:: Listed entries

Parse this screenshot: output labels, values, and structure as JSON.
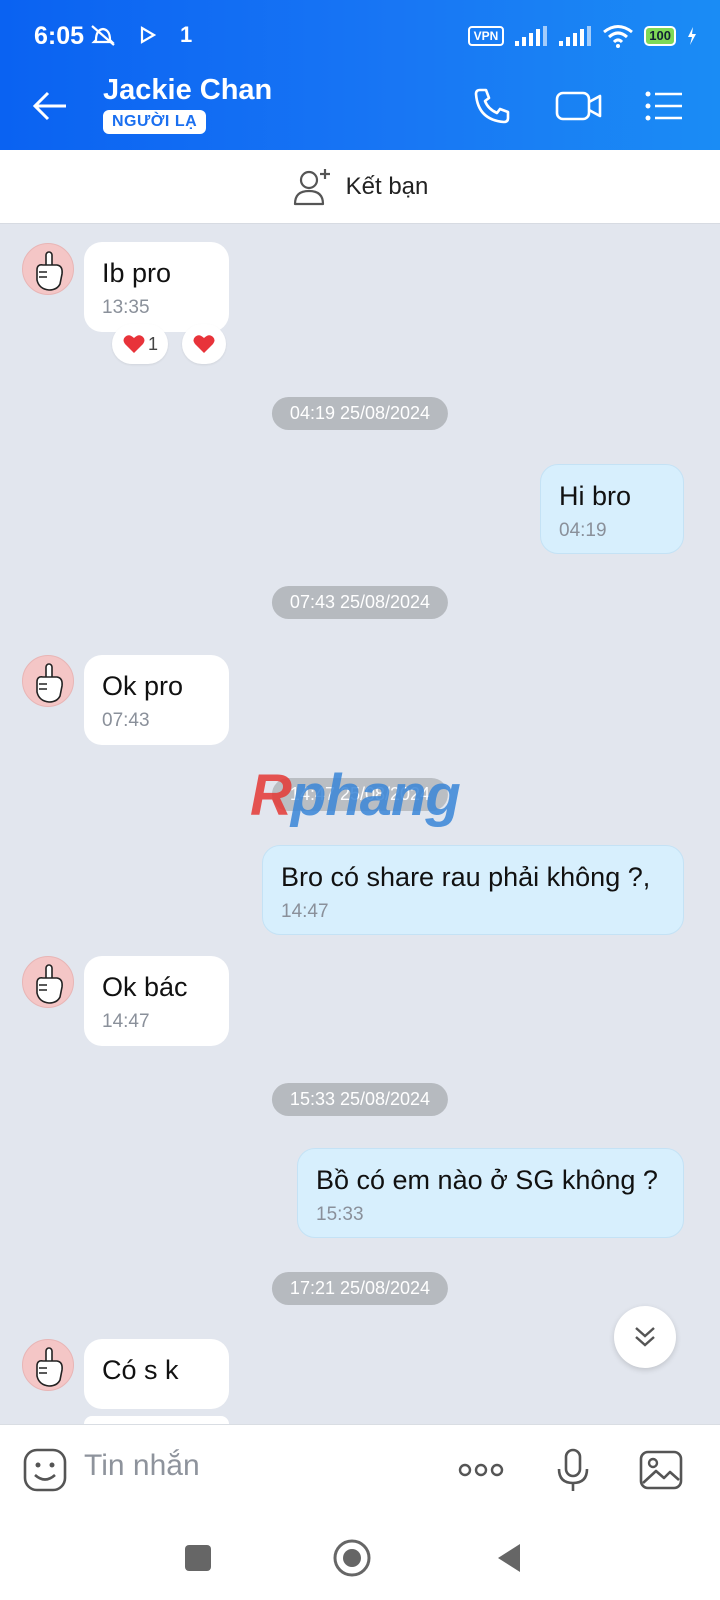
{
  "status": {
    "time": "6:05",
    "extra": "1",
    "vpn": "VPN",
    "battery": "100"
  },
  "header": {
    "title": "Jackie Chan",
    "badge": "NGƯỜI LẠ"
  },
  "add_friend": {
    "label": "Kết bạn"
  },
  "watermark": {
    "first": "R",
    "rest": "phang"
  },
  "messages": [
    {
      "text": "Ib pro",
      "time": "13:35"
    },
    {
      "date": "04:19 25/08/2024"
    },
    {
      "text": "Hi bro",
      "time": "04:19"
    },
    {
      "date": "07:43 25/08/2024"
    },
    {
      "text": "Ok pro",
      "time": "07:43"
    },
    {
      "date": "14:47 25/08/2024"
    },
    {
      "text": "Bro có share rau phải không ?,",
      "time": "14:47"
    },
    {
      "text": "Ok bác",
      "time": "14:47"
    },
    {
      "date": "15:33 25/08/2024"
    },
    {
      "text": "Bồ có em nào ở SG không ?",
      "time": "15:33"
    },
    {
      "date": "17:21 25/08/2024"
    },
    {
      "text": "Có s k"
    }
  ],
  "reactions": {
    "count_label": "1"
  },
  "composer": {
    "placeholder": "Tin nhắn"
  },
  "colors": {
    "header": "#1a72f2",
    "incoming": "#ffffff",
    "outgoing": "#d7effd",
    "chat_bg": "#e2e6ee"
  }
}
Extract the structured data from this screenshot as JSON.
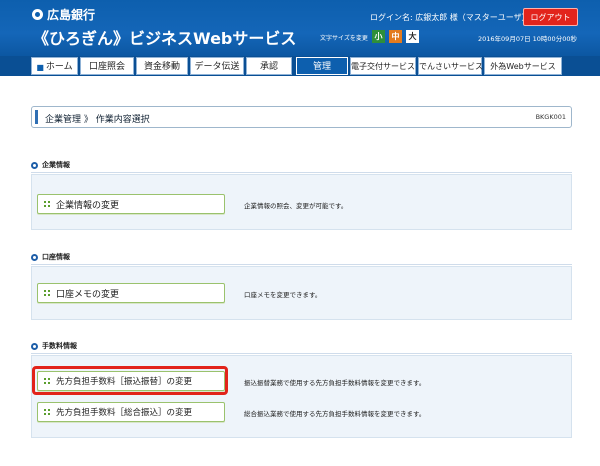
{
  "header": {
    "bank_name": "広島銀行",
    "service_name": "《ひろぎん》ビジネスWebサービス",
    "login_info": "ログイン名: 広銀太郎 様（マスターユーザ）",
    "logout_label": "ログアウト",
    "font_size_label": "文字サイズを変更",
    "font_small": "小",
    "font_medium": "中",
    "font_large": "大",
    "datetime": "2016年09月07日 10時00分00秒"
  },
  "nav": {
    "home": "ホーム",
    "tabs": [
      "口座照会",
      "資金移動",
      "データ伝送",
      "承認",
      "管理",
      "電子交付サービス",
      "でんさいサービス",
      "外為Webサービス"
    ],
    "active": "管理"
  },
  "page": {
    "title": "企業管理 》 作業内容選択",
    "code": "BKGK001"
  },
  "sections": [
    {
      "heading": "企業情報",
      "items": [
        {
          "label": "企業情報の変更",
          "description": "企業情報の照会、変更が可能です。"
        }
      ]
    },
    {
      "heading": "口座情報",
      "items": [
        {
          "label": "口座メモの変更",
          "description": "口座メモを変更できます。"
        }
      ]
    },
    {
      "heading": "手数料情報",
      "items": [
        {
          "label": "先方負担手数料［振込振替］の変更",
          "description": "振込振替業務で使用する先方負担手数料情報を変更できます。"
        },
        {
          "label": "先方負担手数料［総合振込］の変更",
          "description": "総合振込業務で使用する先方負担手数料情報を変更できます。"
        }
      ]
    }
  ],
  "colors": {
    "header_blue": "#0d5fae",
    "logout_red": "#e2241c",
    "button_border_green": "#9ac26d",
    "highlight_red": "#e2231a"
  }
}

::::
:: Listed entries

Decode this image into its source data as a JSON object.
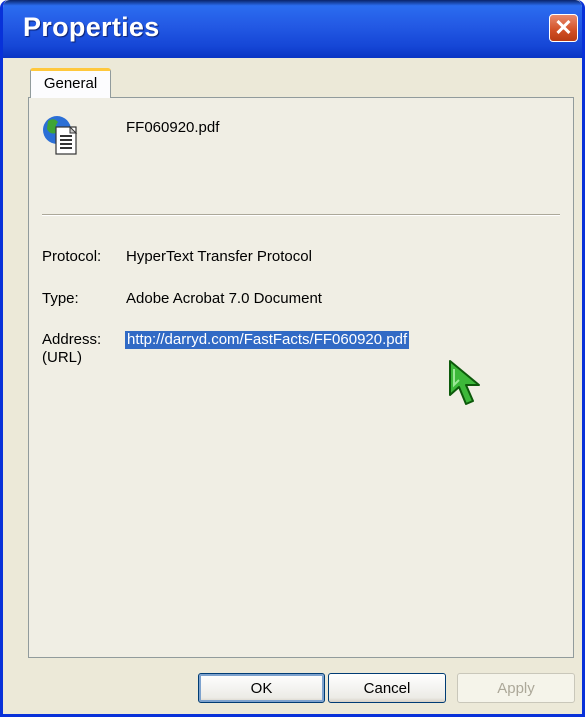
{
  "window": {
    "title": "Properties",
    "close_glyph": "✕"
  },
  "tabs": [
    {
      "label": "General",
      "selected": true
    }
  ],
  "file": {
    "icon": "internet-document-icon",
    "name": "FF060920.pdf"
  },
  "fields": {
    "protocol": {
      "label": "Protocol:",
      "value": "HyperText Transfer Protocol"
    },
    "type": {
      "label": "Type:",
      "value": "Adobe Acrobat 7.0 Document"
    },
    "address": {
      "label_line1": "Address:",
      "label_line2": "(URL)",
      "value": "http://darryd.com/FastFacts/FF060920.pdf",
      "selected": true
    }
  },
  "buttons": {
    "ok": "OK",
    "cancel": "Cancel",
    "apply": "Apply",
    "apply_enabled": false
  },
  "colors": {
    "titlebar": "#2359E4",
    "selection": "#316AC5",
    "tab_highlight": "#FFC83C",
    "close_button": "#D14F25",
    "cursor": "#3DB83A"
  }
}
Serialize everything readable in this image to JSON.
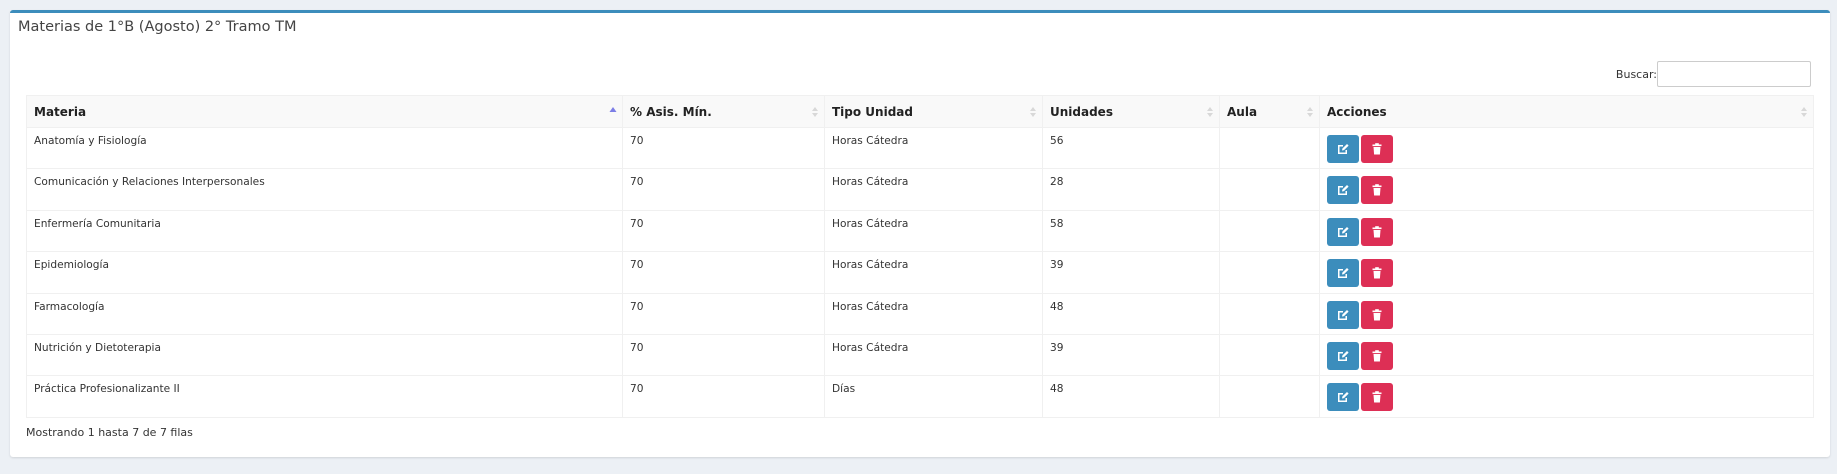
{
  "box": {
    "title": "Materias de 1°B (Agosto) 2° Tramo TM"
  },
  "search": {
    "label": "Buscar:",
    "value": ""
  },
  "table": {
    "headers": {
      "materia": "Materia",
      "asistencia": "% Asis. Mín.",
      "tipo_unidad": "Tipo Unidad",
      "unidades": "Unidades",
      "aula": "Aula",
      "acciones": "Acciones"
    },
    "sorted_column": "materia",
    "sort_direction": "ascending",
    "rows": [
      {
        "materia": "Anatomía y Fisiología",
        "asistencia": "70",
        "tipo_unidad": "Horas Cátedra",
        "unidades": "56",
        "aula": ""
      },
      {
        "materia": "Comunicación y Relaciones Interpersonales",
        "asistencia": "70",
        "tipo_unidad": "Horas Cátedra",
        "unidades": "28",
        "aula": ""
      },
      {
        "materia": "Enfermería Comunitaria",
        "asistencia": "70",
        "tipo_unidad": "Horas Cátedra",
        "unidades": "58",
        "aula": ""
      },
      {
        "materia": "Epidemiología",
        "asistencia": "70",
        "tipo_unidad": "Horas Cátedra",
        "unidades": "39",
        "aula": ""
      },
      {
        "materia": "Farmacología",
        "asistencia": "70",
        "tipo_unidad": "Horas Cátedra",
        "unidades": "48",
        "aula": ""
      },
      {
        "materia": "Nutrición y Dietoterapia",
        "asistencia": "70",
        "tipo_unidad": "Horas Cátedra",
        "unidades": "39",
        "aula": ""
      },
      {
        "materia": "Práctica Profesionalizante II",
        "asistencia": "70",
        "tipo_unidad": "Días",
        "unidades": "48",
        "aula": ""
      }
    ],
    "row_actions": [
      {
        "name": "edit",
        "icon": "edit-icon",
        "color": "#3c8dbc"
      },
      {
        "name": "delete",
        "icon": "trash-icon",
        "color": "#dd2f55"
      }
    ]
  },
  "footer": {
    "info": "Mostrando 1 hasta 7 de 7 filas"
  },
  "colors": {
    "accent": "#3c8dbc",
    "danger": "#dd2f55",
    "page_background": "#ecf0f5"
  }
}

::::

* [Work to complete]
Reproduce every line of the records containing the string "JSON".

* [Solution to the exercise]
Parse this screenshot: output labels, values, and structure as JSON.
Extract the structured data from this screenshot as JSON.
Decode this image into its source data as a JSON object.
Serialize everything readable in this image to JSON.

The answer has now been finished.